United States District Court, D. Maryland
MEMORANDUM AND ORDER
Richard D. Bennett United States District judge.
parties in this case have asked the Court to resolve a
dispute with respect to the scope of the Court's prior
Memorandum and Order [ECF No. 29] granting partial summary
judgment for Defendants. The Court finds that its previous
decision is clear but is willing to clarify its scope as
requested by the parties. However, nothing in this Memorandum
and Order is intended to modify or alter the substance of the
Court's prior decision.
Smith was an associate professor at Baltimore City Community
College ("BCCC") who was terminated from his
teaching position in 2016. He brought an action against BCCC,
the State of Maryland, and three Individual Defendants: Tonja
L. Ringgold ("Ringgold"), Enyinnaya Iweha
("Iweha"), and Cynthia Webb ("Webb"),
alleging that the termination was a breach of his teaching
contract and in violation of his federal and state due
process rights, and that the Individual Defendants conspired
and interfered with his economic relationship with BCCC.
argued that Smith's termination was legitimate because he
failed to meet the standards necessary to remain an associate
professor, including carrying a semester teaching load of 15
Teaching Assignment Units ("TAUs"). Due to changes
in course offerings at BCCC, Plaintiff became ineligible to
teach many of BCCC's courses, yet he refused to gain the
education or certifications necessary to stay competitive as
a professor.
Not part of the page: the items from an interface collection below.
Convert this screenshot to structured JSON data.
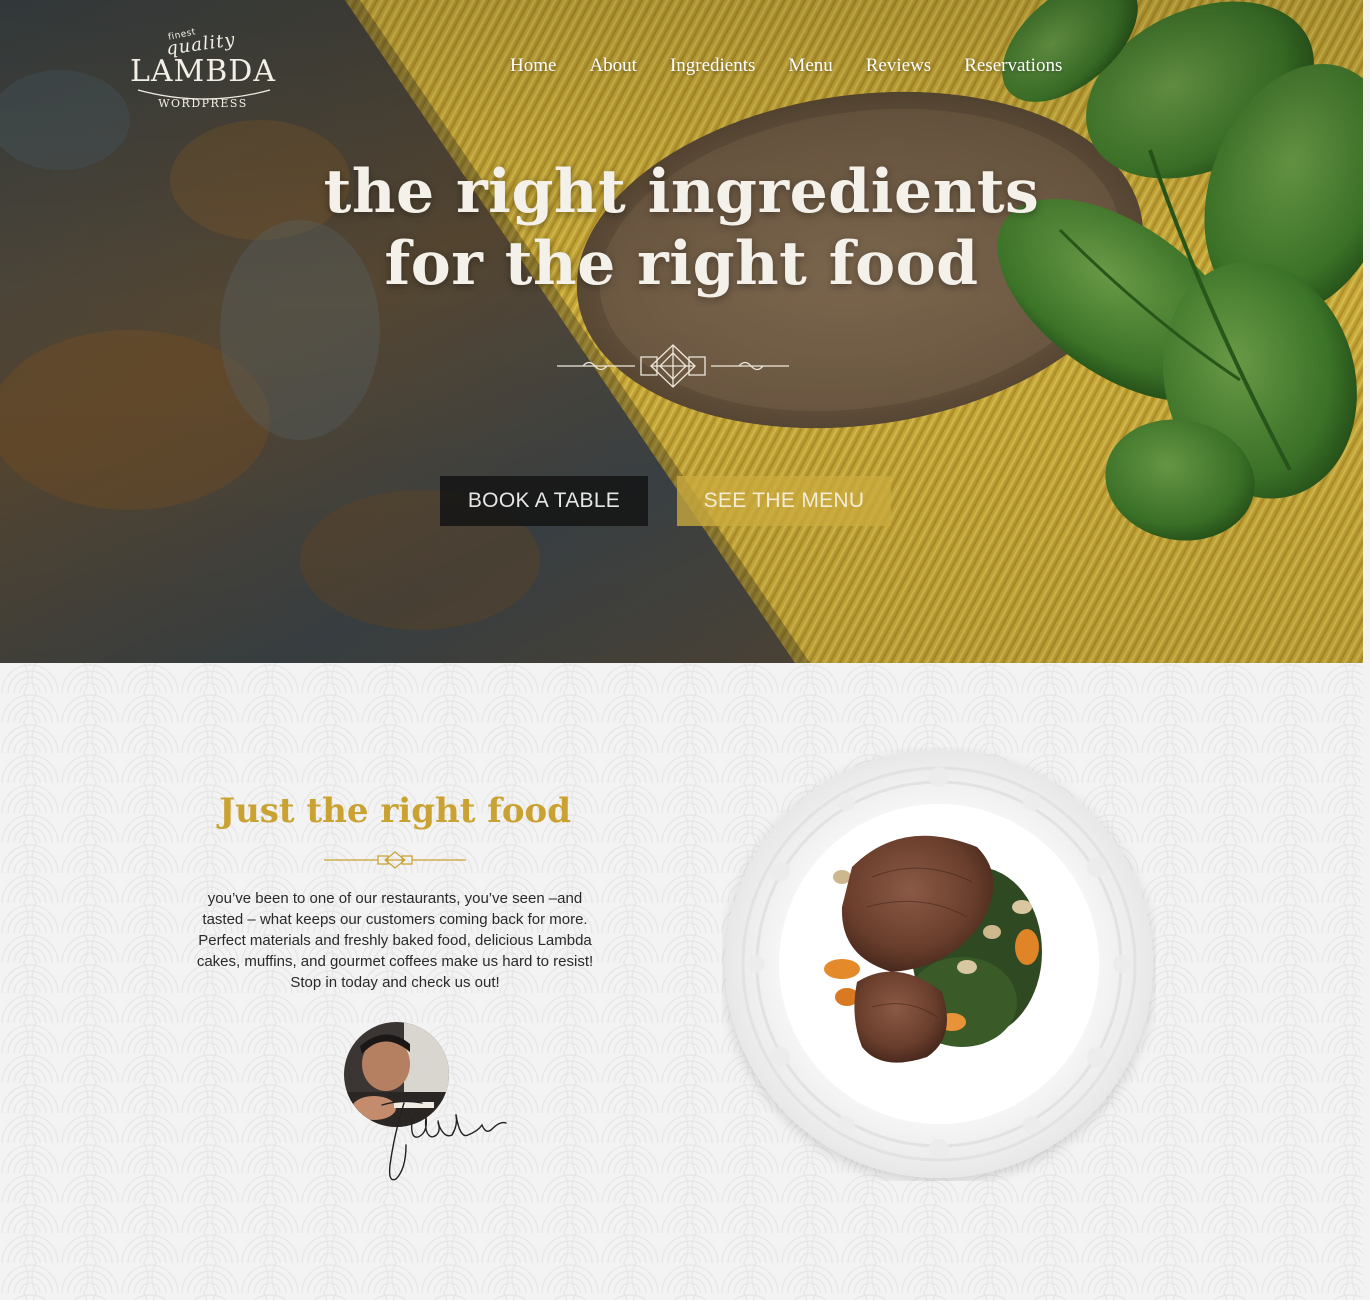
{
  "logo": {
    "finest": "finest",
    "quality": "quality",
    "name": "LAMBDA",
    "sub": "WORDPRESS"
  },
  "nav": {
    "items": [
      "Home",
      "About",
      "Ingredients",
      "Menu",
      "Reviews",
      "Reservations"
    ]
  },
  "hero": {
    "title_line1": "the right ingredients",
    "title_line2": "for the right food",
    "book_label": "BOOK A TABLE",
    "menu_label": "SEE THE MENU"
  },
  "about": {
    "title": "Just the right food",
    "text": "you’ve been to one of our restaurants, you’ve seen –and tasted – what keeps our customers coming back for more. Perfect materials and freshly baked food, delicious Lambda cakes, muffins, and gourmet coffees make us hard to resist! Stop in today and check us out!"
  },
  "colors": {
    "accent_gold": "#c9a232",
    "button_dark": "#141414",
    "button_gold": "#cbaa3e"
  }
}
See Iweha Aff. ¶¶ 3-5, ECF
No. 18-10. As a result, Plaintiff was only eligible to teach
6 TAUs for the 2016 Spring Semester instead of the 15 TAUs
required by his contract. Id. ¶¶ 9-10. He
received a "poor" performance rating for the
2015-2016 academic school year based on his low TAUs and
Defendant Webb's evaluation of his work. Id.
¶ 12; see also Webb Aff. ¶ 25, ECF No.
motions hearing on March 28, 2018, this Court issued a
written decision granting summary judgment for Defendants on
all claims except for Count VI, the federal due process claim
(against the Individual Defendants), and Count VII, the state
due process claim (against all Defendants). See
Memorandum and Order at 32, ECF No. 29.
parties are currently in discovery and have been referred to
Magistrate Judge Mark Coulson for settlement discussions.
decision, this Court found that the various personnel
decisions were authorized and made within the scope of each
Individual Defendant's employment. Id. at 18-19;
see also id. at 23 (the Court was
unpersuaded by Plaintiffs argument "that the acts of the
Individual Defendants, including the decision to terminate
Plaintiffs contract, were unauthorized.").
this Court rejected arguments that Defendants had
intentionally interfered with Smith's TAUs and
performance evaluations to terminate his teaching contract.
Id. at 20 ("The Court finds that Plaintiffs
conclusory allegations that the Individual Defendants acted
with ill motive, malice, or gross negligence in terminating
his contract are not adequately supported."). In fact,
this Court rejected allegations of intentional, willful, or
malicious manipulation of Smith's TAUs made against each
of the Individual Defendants. Id. at 20-22. Rather,
this Court made the following finding:
"[B]ased on the record, Plaintiff had low TAUs for
Spring 2016 due to several reasons, including BCCC's
decision to cancel some ETP courses and change other courses
to electives in response to the a state legislative action
(resulting in fewer courses that Plaintiff was qualified to
teach), and the inability of Plaintiff and his supervisors to
agree on other TAU-qualifying options."
Id. at 20-21.
this Court permitted the federal and state due process claims
to survive because there were disputes of material fact about
whether Smith's termination was undertaken in accordance
with the procedures specified in his contract and the faculty
dispute resolution process. Id. at 26-28.
parties dispute whether this Court's prior Memorandum and
Order allows Defendants to use the legitimacy of Smith's
termination as a defense in further proceedings (or whether
it prevents Plaintiff from challenging the substantive
legitimacy of his termination for the remaining due process
claims). In other words, the issue is whether a finding
regarding some Counts-for ...